Even when you can understand the instructions, they don’t provide any useful information. Above is a screenshot of the scheduled recordings section from the web client instruction manual. After the brief description of the screenshot, the manual goes onto the next topic; there is no instructions to assist you with using the feature. Also, they misspelled scheduled in both the heading and in the description sentence.
My next issue is with the camera’s date and time settings.The i8 does have the option to automatically set the date and time, an option I elected to use. When I first set up the camera, I confirmed the date and time were accurate. Later, while troubleshooting some issues, I discovered the date and time were off. After making some adjustments I was able to get the proper time to display.
Unfortunately, even though the settings menu was displaying the proper time, 12:38 PM, the live feed was not. The live feed was displaying 00:38; anyone familiar with military time knows that translates to 12:38 AM. I tinkered with the settings again and finally got the live feed to displays 12:38. Twenty two minutes later, I experienced time problems again when the live feed displayed 13:00; the live feed was again displaying military time. I was able to change the settings and get the live feed to display 1:00 PM, but resigned myself to the fact that there is some type of error with the software. I believe this may have contributed to my initial difficulty getting the scheduled recording settings to work.
Finally, as previously stated, I was getting frustrated with the camera while trying to retrieve pictures generated by the motion alarm. There were two causes of my frustration.
Originally, I was attempting to view photos on the app, but I kept receiving the above error message “Access server failed”. I waited a while and tried again, but kept receiving the same message. I thought perhaps there was an issue with my internet service; however, I was still able to access my other cameras. I continually tried to access my recordings, but was unable to do so for almost three hours. This occurred on more than one occasion.
Eventually, I was able to gain access to the recordings, but was unable to find any recent alarms. I spent some time trying to determine why the camera wasn’t working properly before discovering the issue with the date and time. It turned out, the camera was working, but it was giving the photos a timestamp from several hours earlier.

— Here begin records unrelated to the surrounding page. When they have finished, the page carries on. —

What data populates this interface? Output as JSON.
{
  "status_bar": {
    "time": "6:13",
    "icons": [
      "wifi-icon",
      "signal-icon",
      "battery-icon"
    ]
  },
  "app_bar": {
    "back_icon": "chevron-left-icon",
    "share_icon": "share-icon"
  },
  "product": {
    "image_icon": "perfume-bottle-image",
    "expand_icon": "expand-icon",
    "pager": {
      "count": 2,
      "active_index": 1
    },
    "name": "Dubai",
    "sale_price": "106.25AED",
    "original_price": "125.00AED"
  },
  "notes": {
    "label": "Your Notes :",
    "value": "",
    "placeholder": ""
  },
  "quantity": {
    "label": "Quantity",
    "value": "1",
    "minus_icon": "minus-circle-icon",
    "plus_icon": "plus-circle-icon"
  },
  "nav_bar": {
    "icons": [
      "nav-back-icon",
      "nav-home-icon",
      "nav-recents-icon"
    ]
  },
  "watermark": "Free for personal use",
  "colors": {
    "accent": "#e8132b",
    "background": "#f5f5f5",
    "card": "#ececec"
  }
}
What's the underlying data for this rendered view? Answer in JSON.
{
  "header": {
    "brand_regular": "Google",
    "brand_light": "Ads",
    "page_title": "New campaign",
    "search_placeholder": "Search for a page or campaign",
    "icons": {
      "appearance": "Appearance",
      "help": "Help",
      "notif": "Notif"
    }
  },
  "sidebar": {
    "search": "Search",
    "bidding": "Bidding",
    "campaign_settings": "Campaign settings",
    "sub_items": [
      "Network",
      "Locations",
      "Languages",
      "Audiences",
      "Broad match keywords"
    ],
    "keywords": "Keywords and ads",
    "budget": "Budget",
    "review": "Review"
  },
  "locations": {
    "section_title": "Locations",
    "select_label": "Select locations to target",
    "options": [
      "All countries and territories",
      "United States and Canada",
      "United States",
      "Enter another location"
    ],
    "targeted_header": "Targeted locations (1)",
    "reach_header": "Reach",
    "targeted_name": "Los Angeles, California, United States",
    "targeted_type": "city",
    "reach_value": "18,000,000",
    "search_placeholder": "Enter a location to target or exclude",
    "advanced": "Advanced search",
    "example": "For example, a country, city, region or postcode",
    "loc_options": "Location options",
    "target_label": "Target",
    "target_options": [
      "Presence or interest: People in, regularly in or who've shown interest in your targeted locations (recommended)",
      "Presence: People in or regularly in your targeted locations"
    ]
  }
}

There were several other quirks I discovered, but I’m running the risk of writing a novel rather than a review.
As much as I love having cameras in my house, the i8 is probably going to find itself collecting dust somewhere. It has the potential to be a decent camera, but ends up falling short. Between the poor setup process, quirky UI, and horrendous instruction manuals, the i8 just isn’t worth the purchase.
Source: The sample for this review was provided by Spy Tec. Please visit their site for more information.